The winds of change are blowing at Easton! While in the past each academy has followed their own system for belts in the Little Tigers classes, we will soon be switching all of our Little Tigers students over to the belt system sanctioned by the International Brazilian Jiu Jitsu Federation (IBJJF). This belt system is internationally recognized and will provide standardization throughout our academy locations.
The IBJJF system has 5 belt colors for children: white, gray, yellow, orange, and green. Let’s take a quick tour of the belts!
Children begin their BJJ journey as white belts. A child who trains regularly (at least twice per week) will typically spend about 6 months at white belt. As a white belt, a student’s main objective is to learn to defend themselves against the more advanced players, and their training will thus have a strong focus on escaping from bad positions while working with more experienced students.
During this time, the student will receive grades or “stripes” on their white belt, indicated with a piece of tape wrapped around the tail of the belt. If a child attends class regularly, they will typically earn a stripe every month. After earning 5 stripes on the white belt, the student can be promoted to the gray-and-white belt, which is the first of the colored belts.
Colored Belt Groups
After graduating from white belt, students enter the colored belts. Each belt color consists of a group of three belts: a belt with a with a white stripe down the middle, a solid color belt, and a belt with a black stripe down the middle.
Gray Belt Group
The gray belt group indicates that a child has reached an intermediate level, and training will now begin to focus more on playing offense. Like the white belt, the gray-and-white belt is typically worn for about 6 months, during which time the child will earn 5 stripes on the belt if they attend class at least twice per week.
Once a child graduates to a solid gray belt, the belts are now worn for a longer period of time. Each belt from solid gray up will have 11 stripes, earned one per month to reward regular class attendance. The first 4 stripes are indicated by white tape wrapped on the belt end, followed by 4 stripes of red tape, and finally 3 stripes that are the same color as the next belt.

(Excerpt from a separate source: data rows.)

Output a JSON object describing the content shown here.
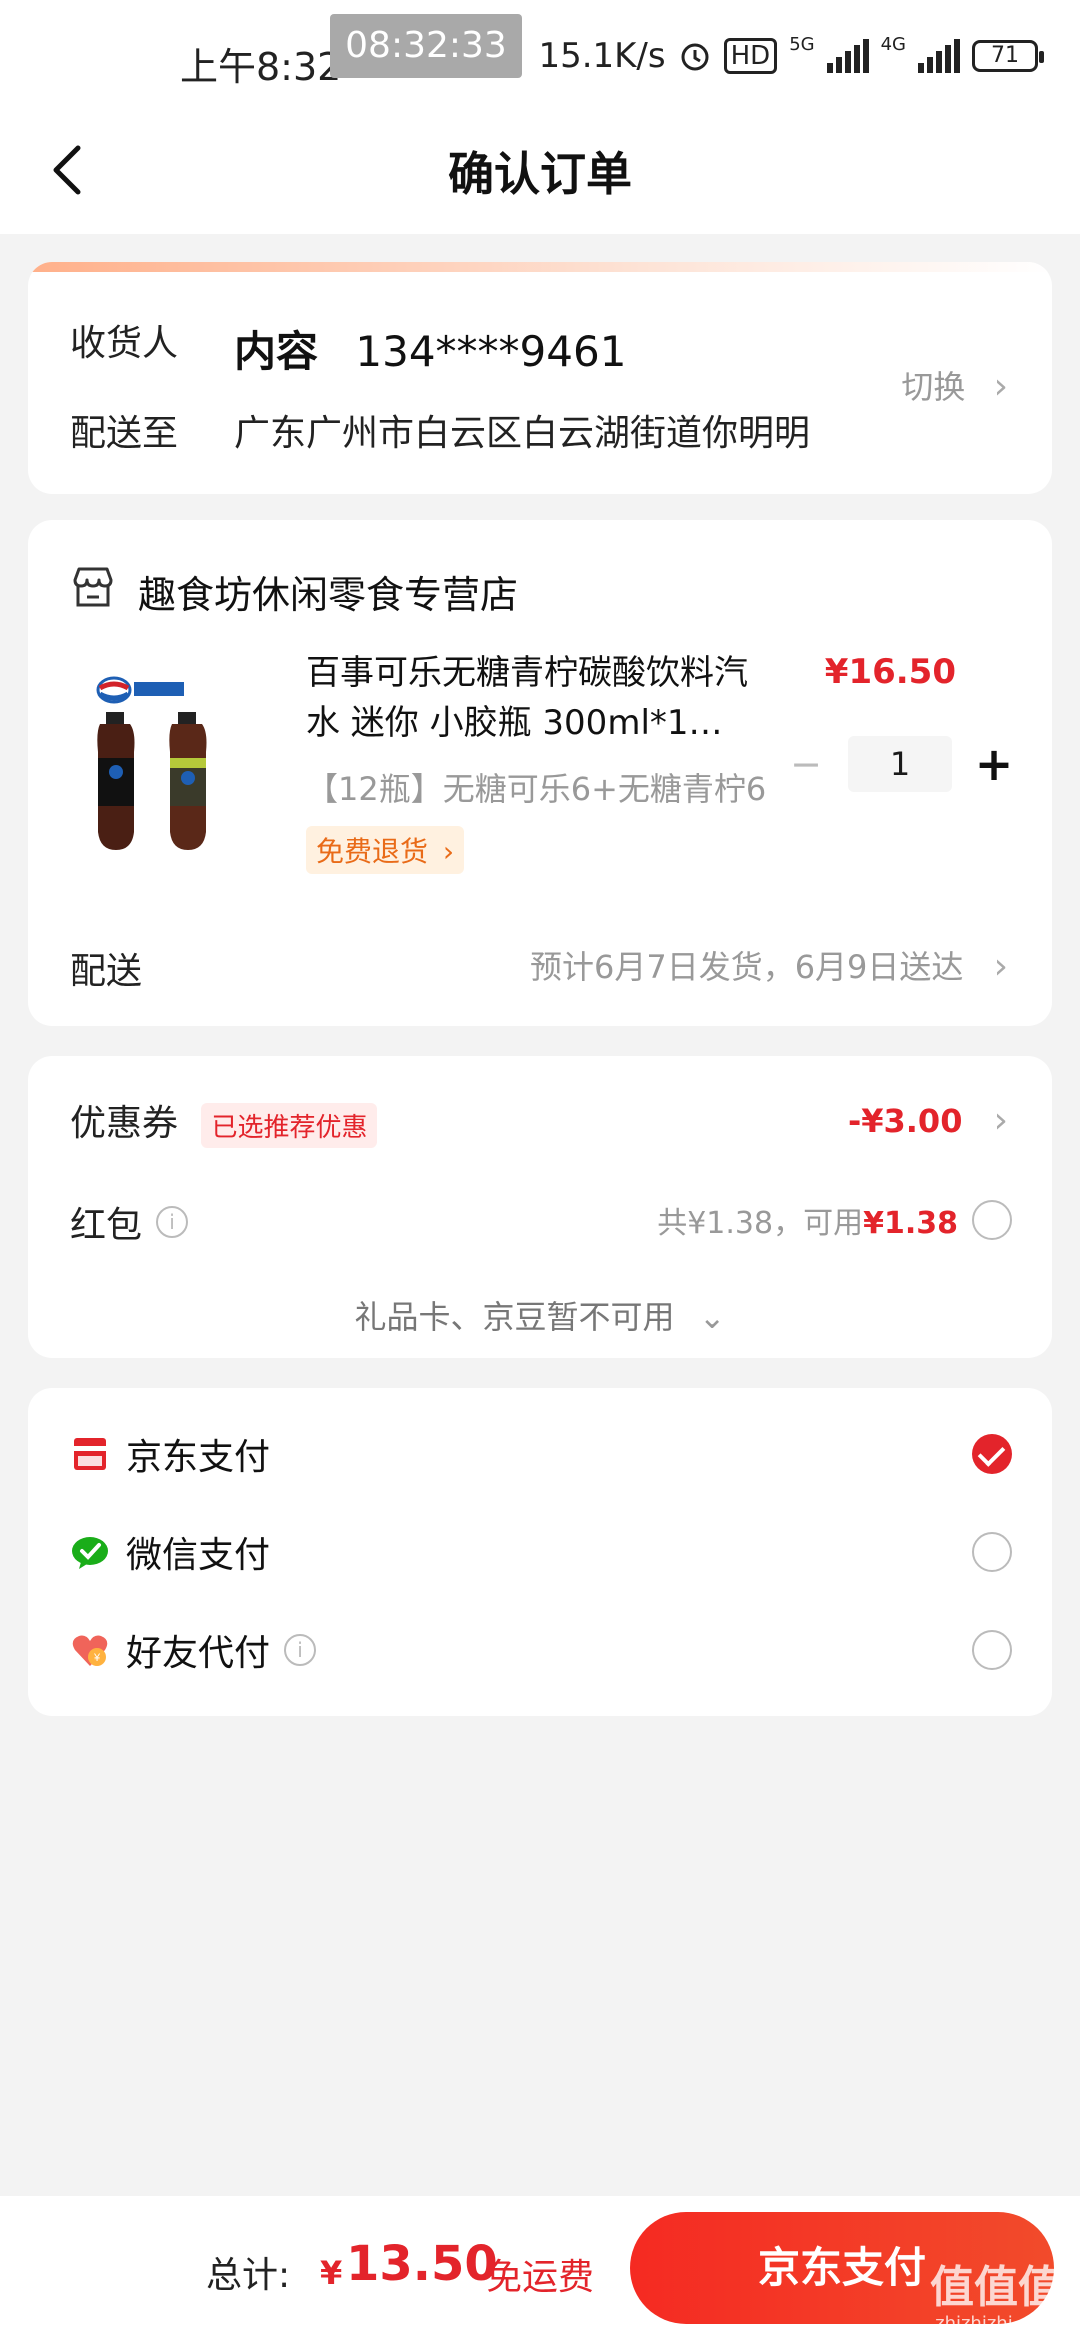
{
  "status_bar": {
    "time": "上午8:32",
    "overlay_time": "08:32:33",
    "net_speed": "15.1K/s",
    "hd": "HD",
    "net1": "5G",
    "net2": "4G",
    "battery": "71"
  },
  "header": {
    "title": "确认订单"
  },
  "address": {
    "recipient_label": "收货人",
    "recipient_name": "内容",
    "recipient_phone": "134****9461",
    "deliver_label": "配送至",
    "address": "广东广州市白云区白云湖街道你明明",
    "switch_label": "切换"
  },
  "store": {
    "name": "趣食坊休闲零食专营店",
    "product_title": "百事可乐无糖青柠碳酸饮料汽水 迷你 小胶瓶 300ml*1…",
    "product_spec": "【12瓶】无糖可乐6+无糖青柠6",
    "return_badge": "免费退货",
    "price": "¥16.50",
    "quantity": "1",
    "shipping_label": "配送",
    "shipping_info": "预计6月7日发货，6月9日送达"
  },
  "discounts": {
    "coupon_label": "优惠券",
    "coupon_tag": "已选推荐优惠",
    "coupon_value": "-¥3.00",
    "hongbao_label": "红包",
    "hongbao_total": "共¥1.38，可用",
    "hongbao_available": "¥1.38",
    "giftcard_note": "礼品卡、京豆暂不可用"
  },
  "payment": {
    "methods": [
      {
        "label": "京东支付",
        "selected": true
      },
      {
        "label": "微信支付",
        "selected": false
      },
      {
        "label": "好友代付",
        "selected": false
      }
    ]
  },
  "footer": {
    "total_label": "总计:",
    "currency": "¥",
    "total_value": "13.50",
    "free_shipping": "免运费",
    "pay_button": "京东支付",
    "watermark": "值值值",
    "watermark_sub": "zhizhizhi.com"
  },
  "colors": {
    "accent": "#e3242b",
    "badge": "#e96b18"
  }
}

Yellow Belt Group
By the time a child earns the first belt in the yellow group (the yellow-and-white belt), they will have been training for at least 3 years. The child now has a large number of tools in the grappling toolbox, and during yellow belt they will focus on putting all the pieces together and flowing from one move to the next while rolling. They will also begin to develop strategy, thinking several moves ahead while rolling rather than just focusing on their current position.
Orange Belt Group
The orange belt is an advanced belt for children. During orange belt the student will have already achieved a very broad knowledge of jiu-jitsu, and now they will focus on developing their own particular style or “game”. Orange belt is the time to figure out what moves work best for the student and what positions they like to play from, and to develop their overall strategy.
Green Belt Group
The green belt group is the last belt color for children, with the green-and-black belt being the highest rank one can earn as a child. Green belt students have very advanced knowledge, and the focus in training is on polishing their game and refining their skills.
It will take more than 10 years to earn a green-and-black belt, so this belt is typically only reached by students who start training as a very young child. This is because once a student reaches the calendar year of their 16th birthday, they are transferred into the adult belt system.
Transitioning to Adult Belts
If a student has the requisite skills and experience, they will be awarded a blue belt in the year they turn 16 years old. The blue belt is the second belt level in the adult belt system. Students with less experience will be transferred to a white belt in the adult belt system.
We hope this article helped you understand the IBJJF belt system for kids. In addition, if you would like to learn about the belt system for adults, you can read more here.
See you on the mats!